Posted on | April 16, 2011 | 8 Comments
Bernstein at Volkh raises the ugly point, emphasis mine:
Remember Iran-Contra? The problem for the Reagan Administration there was that Congress banned the president from allocating money to the Contras. The Administration, quite illegally in my view, tried to get around that ban by using funds from arm sales to Iran to subvert the Congressional ban.
At least the Reagan Administration had the decency to do this secretly, knowing that it was acting unconstitutionally. Moreover, the Reagan folks at least were able to claim that they technically weren’t violating the Congressional ban, because they weren’t using Congressionally allocated funds, but the proceeds from arms sales.
The Obama Administration, by contrast, seems to be brazenly violating the Constitution. As I tell my constitutional law students, Congress’s ultimate power is the power of the purse. If Congress objects, for example, to military action engaged in by the president, it can simply refuse to allocate funds.

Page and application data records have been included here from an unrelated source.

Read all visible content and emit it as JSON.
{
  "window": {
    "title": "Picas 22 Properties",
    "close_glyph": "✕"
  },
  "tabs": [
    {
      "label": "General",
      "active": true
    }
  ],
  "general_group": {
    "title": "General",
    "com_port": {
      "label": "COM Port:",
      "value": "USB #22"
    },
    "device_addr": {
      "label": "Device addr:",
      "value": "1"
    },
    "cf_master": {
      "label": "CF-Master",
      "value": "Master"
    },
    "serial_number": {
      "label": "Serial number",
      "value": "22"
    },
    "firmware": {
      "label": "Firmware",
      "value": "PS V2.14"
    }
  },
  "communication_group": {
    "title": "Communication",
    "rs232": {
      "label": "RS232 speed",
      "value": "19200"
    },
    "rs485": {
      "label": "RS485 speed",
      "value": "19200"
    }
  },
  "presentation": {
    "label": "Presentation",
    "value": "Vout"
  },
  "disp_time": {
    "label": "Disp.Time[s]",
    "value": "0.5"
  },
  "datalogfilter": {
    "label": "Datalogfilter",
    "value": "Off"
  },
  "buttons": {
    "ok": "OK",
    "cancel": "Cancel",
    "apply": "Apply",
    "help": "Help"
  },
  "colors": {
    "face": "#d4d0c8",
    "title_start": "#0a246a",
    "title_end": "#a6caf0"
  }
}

But the Obama Administration’s position seems to be that so long as it issues a signing statement refusing to abide by restrictions on funding that it deems to interfere with executive prerogatives, it can simply create the funding out of thin air. If there is no statutory funding for the czars, where exactly is the money coming from?
This is a very dangerous position for the Executive branch to take, and I hope even Obama partisans will recoil at this. Imagine if a future Republican president gets the U.S. involved in a deeply unpopular war. A Democratic Congress passes a military spending bill that specifically denies the president authority to spend any additional money on that war after a 60 day period to get the troops out. The president signs the bill, but with a signing statement that says that the bill’s ban on war funding violates the separation of powers and therefore “the executive branch will construe the relevant section not to abrogate these Presidential prerogatives.” Democrats, and anyone concerned with the Constitution for that matter, would be up in arms, and rightly so.
If Obama had such serious constitutional objections to Section 2262, he had only one constitutionally proper move to make, and that was to veto the bill.
So, now what? Does Sprinklerman call the bluff, or is this just another notch in the chastity belt? These are some mighty ugly precedents. If the line is not drawn here, then where? The Libya business, and now this, seems like it points to a Mel Zelaya-esque disregard for both spirit and letter of the Constitution, as well as the centuries of development since the signing.
More at The American Thinker.
Bonus: in case you missed it, the literary event of 2009! Yes: Czar d’Oz.